> RAW DATA
═══

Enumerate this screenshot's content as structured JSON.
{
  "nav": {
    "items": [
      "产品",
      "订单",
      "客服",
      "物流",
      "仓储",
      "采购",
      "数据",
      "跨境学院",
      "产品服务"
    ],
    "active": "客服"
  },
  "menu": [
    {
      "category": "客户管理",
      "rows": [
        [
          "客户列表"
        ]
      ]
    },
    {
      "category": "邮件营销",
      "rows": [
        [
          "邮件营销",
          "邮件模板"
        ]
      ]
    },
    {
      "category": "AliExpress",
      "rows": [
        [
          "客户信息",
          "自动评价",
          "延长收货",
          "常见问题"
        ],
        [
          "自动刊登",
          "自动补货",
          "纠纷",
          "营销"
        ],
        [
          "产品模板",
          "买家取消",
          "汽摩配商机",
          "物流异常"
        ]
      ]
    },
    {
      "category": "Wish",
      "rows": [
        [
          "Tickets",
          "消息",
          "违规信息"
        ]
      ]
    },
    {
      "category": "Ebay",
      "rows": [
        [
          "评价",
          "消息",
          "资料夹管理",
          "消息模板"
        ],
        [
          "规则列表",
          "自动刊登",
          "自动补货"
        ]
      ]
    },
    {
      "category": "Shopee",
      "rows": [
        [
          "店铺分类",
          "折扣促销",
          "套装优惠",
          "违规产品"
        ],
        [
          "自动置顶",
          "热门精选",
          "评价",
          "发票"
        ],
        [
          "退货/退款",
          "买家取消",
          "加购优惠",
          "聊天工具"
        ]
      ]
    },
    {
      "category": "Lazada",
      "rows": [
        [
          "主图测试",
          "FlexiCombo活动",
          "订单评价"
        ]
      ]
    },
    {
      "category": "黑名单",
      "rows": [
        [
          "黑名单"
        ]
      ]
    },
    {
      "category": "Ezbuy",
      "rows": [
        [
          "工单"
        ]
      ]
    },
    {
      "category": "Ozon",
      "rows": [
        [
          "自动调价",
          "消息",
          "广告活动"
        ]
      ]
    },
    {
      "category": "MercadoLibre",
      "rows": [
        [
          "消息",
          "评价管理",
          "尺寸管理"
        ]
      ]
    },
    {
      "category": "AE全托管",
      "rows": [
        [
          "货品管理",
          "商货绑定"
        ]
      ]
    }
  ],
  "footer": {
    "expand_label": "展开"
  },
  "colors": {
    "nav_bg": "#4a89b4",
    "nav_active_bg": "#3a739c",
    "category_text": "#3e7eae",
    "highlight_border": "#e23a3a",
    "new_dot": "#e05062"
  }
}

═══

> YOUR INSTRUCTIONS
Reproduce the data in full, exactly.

> EXERCISE RESPONSE
Enumerate this screenshot's content as structured JSON.
{
  "nav": {
    "items": [
      "产品",
      "订单",
      "客服",
      "物流",
      "仓储",
      "采购",
      "数据",
      "跨境学院",
      "产品服务"
    ],
    "active": "客服"
  },
  "menu": [
    {
      "category": "客户管理",
      "rows": [
        [
          "客户列表"
        ]
      ]
    },
    {
      "category": "邮件营销",
      "rows": [
        [
          "邮件营销",
          "邮件模板"
        ]
      ]
    },
    {
      "category": "AliExpress",
      "rows": [
        [
          "客户信息",
          "自动评价",
          "延长收货",
          "常见问题"
        ],
        [
          "自动刊登",
          "自动补货",
          "纠纷",
          "营销"
        ],
        [
          "产品模板",
          "买家取消",
          "汽摩配商机",
          "物流异常"
        ]
      ]
    },
    {
      "category": "Wish",
      "rows": [
        [
          "Tickets",
          "消息",
          "违规信息"
        ]
      ]
    },
    {
      "category": "Ebay",
      "rows": [
        [
          "评价",
          "消息",
          "资料夹管理",
          "消息模板"
        ],
        [
          "规则列表",
          "自动刊登",
          "自动补货"
        ]
      ]
    },
    {
      "category": "Shopee",
      "rows": [
        [
          "店铺分类",
          "折扣促销",
          "套装优惠",
          "违规产品"
        ],
        [
          "自动置顶",
          "热门精选",
          "评价",
          "发票"
        ],
        [
          "退货/退款",
          "买家取消",
          "加购优惠",
          "聊天工具"
        ]
      ]
    },
    {
      "category": "Lazada",
      "rows": [
        [
          "主图测试",
          "FlexiCombo活动",
          "订单评价"
        ]
      ]
    },
    {
      "category": "黑名单",
      "rows": [
        [
          "黑名单"
        ]
      ]
    },
    {
      "category": "Ezbuy",
      "rows": [
        [
          "工单"
        ]
      ]
    },
    {
      "category": "Ozon",
      "rows": [
        [
          "自动调价",
          "消息",
          "广告活动"
        ]
      ]
    },
    {
      "category": "MercadoLibre",
      "rows": [
        [
          "消息",
          "评价管理",
          "尺寸管理"
        ]
      ]
    },
    {
      "category": "AE全托管",
      "rows": [
        [
          "货品管理",
          "商货绑定"
        ]
      ]
    }
  ],
  "footer": {
    "expand_label": "展开"
  },
  "colors": {
    "nav_bg": "#4a89b4",
    "nav_active_bg": "#3a739c",
    "category_text": "#3e7eae",
    "highlight_border": "#e23a3a",
    "new_dot": "#e05062"
  }
}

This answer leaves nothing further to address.